This blog series is intended to share more information about the various roles and projects that exist within the Sustainability team. Environmental Sustainability has such a broad scope that, although we have a Meet the team page, we want to share some more in-depth information about what sustainability means in practice.
We hope this will help to raise awareness of what is happening, foster engagement and share knowledge about work that has largely been kept under the radar!
In June, we launched our ambitious new carbon target, to cut emissions by 50% by 2030. In our latest blog we spoke to Harriet Waters, Head of Environmental Sustainability, about why the target was set and how everyone can get involved.
How did the new target come about?
We already had a target of 33% reduction by 2021, which was set in 2011. However, we set this target without much practical experience or evidence, and while we received £14m funding to spend on carbon reduction projects, it took us until 2014 to establish a system to reduce emissions.
We have had some success and have much to be proud of, but we decided we needed to revisit the target now with the benefit of more experience and having an established system in place. Another reason for revising the target was that when we set it originally, no one could foresee quite how much the University estate would grow!
Our current carbon reduction rate is 18% so our original target may still be achievable – but we don’t simply want to reach the target in 2021 with no structured plan in place for continued reduction. The new target is set at 50% reduction by 2030, and is based on years of practical experience, data collection, impact measurement and consultation.
How did you decide upon 50% by 2030?
We looked at the impact of current and past programmes and undertook an extensive consultation process with sector experts from both inside and outside the University – in total there were about 20 people involved in this, including the Sustainability Steering Group and University administrators.
At one point we questioned whether we even needed a target, but the overwhelming response was ‘yes’. Having a defined target and deadline keeps us on track and focused on the end goal in everything we do. We also investigated a zero carbon target but as we don’t have a pathway to that we decided not to set a target we don’t know how to achieve.
How are we going to get there?
Our focus at the moment is on Scope 1 and Scope 2 emissions – mainly the energy we use in our buildings and privately owned vehicles. Cutting emissions in University labs is one part of this, and you can read more about our Sustainable Labs programme here.
In the future we’d like to extend this to include Scope 3 emissions such as flights, commuting, waste removal and supply chain, but there are additional challenges that come with this – for example, as 70% of flights on behalf of the University are booked outside of the official travel supplier, it isn’t currently feasible to capture and measure this data.
Another challenge is that the University is continuing to expand and put up new buildings, but we can still reduce emissions by applying the Sustainability Design Guide to build the lowest carbon-emitting buildings possible. You can read more about our sustainable buildings here.
How can staff and students get involved?
It will take more than ten people in the Environmental Sustainability team to reach this target – we need everyone to play their part.
The easiest and most effective way to get involved is to join a Green Impact team in your college or workplace – if there isn’t one already, our team are very happy to support anyone wishing to set up their own group.
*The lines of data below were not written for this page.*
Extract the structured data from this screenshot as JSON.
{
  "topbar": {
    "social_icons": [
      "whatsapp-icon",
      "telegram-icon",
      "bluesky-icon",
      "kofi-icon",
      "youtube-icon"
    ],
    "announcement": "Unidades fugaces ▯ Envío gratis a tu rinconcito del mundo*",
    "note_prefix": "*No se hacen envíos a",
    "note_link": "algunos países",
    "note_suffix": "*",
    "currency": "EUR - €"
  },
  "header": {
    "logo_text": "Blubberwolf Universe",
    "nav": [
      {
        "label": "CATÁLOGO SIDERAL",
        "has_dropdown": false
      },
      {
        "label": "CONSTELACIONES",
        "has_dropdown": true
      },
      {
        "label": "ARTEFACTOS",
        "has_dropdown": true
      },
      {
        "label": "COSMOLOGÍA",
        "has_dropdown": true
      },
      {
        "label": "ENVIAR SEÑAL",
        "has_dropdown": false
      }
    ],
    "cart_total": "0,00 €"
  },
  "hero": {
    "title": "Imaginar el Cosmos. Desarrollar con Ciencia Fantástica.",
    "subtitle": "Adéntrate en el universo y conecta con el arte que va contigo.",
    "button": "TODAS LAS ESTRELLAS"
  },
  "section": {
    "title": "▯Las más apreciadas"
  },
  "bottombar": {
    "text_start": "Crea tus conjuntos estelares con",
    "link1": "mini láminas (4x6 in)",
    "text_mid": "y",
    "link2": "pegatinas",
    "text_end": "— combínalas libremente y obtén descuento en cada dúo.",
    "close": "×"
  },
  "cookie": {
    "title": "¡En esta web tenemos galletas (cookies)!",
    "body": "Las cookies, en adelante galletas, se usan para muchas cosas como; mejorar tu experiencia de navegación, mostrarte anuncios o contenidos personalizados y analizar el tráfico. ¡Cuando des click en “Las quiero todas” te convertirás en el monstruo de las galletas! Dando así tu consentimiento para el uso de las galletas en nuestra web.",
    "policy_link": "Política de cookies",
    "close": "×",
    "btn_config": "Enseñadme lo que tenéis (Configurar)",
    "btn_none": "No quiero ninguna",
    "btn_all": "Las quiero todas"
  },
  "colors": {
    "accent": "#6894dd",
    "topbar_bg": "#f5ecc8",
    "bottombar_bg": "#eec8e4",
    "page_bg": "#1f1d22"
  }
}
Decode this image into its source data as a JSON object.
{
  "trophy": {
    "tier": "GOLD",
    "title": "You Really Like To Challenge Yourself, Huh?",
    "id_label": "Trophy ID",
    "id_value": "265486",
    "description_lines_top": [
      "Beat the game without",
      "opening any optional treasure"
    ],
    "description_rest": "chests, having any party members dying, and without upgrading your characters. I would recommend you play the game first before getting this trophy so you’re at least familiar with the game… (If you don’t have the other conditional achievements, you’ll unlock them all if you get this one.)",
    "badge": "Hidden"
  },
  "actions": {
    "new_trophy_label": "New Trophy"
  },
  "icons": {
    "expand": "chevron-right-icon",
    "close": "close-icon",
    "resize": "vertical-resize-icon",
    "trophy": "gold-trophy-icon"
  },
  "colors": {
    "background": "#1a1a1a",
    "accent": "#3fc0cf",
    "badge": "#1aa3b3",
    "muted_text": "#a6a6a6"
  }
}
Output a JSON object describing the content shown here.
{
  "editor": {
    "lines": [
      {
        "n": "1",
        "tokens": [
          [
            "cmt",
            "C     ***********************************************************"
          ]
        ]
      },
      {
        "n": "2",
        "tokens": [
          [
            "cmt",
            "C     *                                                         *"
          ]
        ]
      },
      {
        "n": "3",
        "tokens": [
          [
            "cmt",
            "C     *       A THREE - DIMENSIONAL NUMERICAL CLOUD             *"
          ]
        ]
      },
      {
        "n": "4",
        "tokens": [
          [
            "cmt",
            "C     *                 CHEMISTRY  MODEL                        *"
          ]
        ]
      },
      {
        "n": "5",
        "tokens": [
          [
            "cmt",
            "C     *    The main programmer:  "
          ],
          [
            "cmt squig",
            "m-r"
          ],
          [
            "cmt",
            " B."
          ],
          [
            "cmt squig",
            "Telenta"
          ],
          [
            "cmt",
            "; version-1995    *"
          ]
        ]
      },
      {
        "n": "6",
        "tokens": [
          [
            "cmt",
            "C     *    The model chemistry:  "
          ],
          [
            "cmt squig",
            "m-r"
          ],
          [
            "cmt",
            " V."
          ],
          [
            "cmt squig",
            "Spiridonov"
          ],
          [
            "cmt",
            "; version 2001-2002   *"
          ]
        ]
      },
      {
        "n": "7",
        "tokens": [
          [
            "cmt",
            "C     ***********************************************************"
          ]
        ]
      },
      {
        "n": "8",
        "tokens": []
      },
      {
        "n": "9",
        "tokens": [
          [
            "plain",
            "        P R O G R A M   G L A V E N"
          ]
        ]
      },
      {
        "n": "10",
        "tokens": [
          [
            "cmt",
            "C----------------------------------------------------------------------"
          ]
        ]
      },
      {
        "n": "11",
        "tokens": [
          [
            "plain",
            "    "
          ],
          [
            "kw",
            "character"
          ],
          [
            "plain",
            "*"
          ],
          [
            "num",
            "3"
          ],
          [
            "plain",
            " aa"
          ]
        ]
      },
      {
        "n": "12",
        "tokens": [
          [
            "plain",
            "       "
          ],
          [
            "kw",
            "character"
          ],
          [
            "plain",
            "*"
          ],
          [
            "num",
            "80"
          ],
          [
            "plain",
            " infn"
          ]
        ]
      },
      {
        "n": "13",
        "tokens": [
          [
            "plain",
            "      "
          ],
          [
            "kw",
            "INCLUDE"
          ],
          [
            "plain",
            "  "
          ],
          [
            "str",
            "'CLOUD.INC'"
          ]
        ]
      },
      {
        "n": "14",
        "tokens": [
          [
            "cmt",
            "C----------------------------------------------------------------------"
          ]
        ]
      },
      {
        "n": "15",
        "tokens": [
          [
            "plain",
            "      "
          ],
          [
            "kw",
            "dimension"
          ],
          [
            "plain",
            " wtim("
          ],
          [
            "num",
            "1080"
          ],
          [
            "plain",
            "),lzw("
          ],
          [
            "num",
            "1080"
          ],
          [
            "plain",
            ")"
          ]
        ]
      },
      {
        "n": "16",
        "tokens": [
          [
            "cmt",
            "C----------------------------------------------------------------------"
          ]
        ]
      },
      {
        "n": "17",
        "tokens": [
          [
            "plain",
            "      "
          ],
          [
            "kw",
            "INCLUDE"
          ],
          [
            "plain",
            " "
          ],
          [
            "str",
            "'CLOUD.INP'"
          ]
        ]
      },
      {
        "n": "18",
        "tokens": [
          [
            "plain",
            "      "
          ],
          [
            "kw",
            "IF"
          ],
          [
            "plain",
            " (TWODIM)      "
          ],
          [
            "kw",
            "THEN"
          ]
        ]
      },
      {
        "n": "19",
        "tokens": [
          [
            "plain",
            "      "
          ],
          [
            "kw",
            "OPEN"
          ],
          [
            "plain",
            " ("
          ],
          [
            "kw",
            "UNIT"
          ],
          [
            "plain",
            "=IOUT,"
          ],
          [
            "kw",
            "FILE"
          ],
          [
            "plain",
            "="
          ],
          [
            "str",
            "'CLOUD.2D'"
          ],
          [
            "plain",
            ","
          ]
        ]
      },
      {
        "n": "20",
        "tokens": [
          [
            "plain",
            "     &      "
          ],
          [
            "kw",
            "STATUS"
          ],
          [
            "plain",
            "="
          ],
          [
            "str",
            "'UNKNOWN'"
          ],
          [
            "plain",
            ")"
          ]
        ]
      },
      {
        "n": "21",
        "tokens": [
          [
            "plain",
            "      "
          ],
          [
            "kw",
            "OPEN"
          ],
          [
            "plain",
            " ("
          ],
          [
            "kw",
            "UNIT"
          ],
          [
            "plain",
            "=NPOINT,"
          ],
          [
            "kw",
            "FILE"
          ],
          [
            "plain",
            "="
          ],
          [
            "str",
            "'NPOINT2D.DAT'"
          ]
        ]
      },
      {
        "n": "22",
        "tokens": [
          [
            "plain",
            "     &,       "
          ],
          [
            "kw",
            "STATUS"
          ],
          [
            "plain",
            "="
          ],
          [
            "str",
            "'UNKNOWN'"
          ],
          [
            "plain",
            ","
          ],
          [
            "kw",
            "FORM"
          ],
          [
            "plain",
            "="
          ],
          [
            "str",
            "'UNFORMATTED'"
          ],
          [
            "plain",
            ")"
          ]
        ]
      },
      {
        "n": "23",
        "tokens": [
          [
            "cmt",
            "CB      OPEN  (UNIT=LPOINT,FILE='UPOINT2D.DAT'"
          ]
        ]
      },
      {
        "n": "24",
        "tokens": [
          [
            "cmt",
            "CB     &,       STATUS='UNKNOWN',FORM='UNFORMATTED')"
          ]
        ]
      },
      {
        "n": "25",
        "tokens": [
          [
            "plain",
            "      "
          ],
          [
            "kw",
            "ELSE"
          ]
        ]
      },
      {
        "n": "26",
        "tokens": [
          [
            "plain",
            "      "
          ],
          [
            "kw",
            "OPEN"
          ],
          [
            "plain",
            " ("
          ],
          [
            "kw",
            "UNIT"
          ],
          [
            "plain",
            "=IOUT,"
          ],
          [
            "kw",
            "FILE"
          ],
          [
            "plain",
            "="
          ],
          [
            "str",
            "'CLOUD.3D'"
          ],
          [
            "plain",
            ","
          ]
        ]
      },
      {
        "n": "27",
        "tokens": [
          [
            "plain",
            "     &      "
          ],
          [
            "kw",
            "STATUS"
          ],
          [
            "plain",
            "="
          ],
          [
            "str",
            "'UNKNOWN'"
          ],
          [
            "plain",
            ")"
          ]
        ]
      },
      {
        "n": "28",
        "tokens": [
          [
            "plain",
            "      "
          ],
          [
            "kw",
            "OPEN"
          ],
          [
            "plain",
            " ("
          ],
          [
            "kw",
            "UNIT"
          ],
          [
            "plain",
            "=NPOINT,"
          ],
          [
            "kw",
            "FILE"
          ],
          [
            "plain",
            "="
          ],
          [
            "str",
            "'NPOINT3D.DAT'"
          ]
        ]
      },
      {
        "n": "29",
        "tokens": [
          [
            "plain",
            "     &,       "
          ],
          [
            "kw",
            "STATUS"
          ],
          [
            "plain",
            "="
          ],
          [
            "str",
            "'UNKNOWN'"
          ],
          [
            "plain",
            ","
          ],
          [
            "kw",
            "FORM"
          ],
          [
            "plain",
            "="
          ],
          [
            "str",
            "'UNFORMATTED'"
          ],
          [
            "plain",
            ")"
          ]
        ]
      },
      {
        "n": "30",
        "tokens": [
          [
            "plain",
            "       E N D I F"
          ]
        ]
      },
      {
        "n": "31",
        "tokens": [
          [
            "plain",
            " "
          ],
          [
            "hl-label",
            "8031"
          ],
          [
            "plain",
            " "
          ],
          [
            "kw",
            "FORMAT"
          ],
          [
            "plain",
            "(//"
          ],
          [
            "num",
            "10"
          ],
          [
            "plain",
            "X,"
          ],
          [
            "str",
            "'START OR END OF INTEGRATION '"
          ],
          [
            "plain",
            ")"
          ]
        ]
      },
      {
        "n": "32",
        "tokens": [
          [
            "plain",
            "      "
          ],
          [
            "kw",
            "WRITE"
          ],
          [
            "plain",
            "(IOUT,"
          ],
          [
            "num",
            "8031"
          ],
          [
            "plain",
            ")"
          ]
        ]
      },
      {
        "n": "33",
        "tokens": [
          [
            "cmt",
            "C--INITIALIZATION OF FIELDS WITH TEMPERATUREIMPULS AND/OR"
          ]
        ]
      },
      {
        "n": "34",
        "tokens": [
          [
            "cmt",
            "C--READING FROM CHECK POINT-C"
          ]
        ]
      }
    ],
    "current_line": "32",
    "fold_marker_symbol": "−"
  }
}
To find out about Green Impact and the other programmes and initiatives you can play a part in, visit Get involved.
50% is just the start. Imagine what we could achieve if we all put our minds to it!